Alabama REALTORS® was supportive of the legislation and applauds the Department of Insurance on bringing forward this legislation. The legislation awaits Governor Ivey’s signature. 


Bill Implementing Internal Revenue Service’s 20-Factor Test for Employee vs. Independent Contractor Status Introduced

On May 2, HB 541 was introduced by Rep. Wes Kitchens (R-Arab). This bill implements the Internal Revenue Service’s (IRS) 20-factor test (see IRS Rev. Rul. 87-41) to determine whether a person is an employee or an independent contractor (IC) for purposes of applying Alabama’s labor and tax laws. The AAR public policy team is monitoring this bill for potential impacts to REALTOR® members and the real estate industry. The following is a summary of the employee and independent contractor issue nationwide.

In general, the tests used by courts in evaluating whether an individual is an employee or IC are often indeterminate. In Alabama, the test for determining whether a person is an employee rather than an independent contractor has been stated as “whether that other person has reserved the right of control over the means and method by which the person's work will be performed, whether or not the right of control is actually exercised.” Martin by & Through Martin v. Goodies Distrib., 695 So. 2d 1175, 1177 (Ala. 1997) (citing Alabama Power Co. v. Beam, 472 So. 2d 619 (Ala. 1985)). This is otherwise known as the “right to control” or “right of control” test. 

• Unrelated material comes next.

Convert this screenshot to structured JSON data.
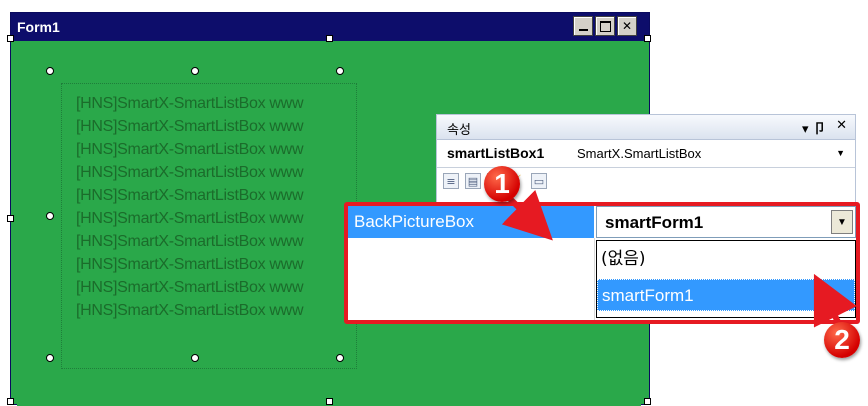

Some progressive states have recently adopted employee/IC tests that tend to favor those seeking to be classified as “employees” (e.g., California) (adopting the so-called “ABC” test). On the other hand, many other states have adopted the IRS’ 20-factor test, which is becoming more favored by the business community.  In Tennessee, legislation was recently passed by both houses of the legislature and transmitted to the Governor which adopts the IRS’ test for purposes of taxation and certain other employment benefits. The National Federation of Independent Business (NFIB) listed that bill as “good” legislation. 

It is often difficult for a statute to clearly state who is an employee and who is an independent contractor (with the exception of very traditional “contractors” like construction workers, electricians, plumbers, etc.), without explicitly exempting a category of businesses performed by particular individuals. Indeed, just such an explicit exemption--for real estate agents--is found within the Internal Revenue Code’s provisions governing employment taxes. E.g., 26 U.S.C. § 3508. 

This issue has taken on particular importance with the so-called “gig-economy,” and lawsuits abound claiming Uber and Lyft are “employers” under federal statutes. The suits typically claim employers are violating the Fair Labor Standards Act (FLSA) and thus must pay employees minimum wage and provide other benefits. The Wage and Hour Division (WHD) at the U.S. Department of Labor, the federal agency tasked with administering the FLSA, recently published an official opinion letter stating that it will not interpret that law to apply to gig economy app-based workers. 

Most real estate agents are independent contractors, and thus, most brokers already abide by the IRS’ 20-factor test for federal tax purposes. So, for many, HB 541 would simply make uniform both the federal and state tests. 

The AAR public policy team will continue to monitor HB 541 as it moves through the legislative process for any negative impacts on REALTOR® members and the real estate industry.